Dataset entries:
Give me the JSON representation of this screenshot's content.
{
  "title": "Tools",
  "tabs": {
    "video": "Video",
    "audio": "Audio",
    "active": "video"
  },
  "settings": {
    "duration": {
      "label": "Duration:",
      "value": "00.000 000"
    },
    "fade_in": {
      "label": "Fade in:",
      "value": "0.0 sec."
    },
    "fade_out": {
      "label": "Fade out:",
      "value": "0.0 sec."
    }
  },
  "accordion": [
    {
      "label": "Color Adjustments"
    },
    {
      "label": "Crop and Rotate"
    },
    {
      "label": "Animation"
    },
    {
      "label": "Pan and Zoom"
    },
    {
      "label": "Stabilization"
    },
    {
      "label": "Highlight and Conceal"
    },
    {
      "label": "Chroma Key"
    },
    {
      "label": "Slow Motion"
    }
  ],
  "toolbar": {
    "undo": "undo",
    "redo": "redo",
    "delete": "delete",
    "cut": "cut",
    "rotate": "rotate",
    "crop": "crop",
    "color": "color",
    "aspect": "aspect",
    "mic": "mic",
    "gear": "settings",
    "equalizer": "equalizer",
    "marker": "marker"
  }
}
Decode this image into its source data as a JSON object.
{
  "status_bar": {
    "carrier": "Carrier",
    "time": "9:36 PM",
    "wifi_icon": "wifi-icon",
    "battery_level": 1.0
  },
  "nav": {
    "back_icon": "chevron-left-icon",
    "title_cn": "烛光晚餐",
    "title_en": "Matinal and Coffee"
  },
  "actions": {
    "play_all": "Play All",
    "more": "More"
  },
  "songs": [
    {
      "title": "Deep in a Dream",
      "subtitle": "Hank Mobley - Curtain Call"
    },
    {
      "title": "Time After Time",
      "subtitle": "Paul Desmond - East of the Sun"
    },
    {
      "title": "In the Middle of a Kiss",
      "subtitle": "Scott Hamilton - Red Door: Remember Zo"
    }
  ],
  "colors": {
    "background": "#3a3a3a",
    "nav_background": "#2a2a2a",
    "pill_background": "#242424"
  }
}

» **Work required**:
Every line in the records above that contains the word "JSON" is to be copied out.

» **Expected answer**:
Give me the JSON representation of this screenshot's content.
Decode this image into its source data as a JSON object.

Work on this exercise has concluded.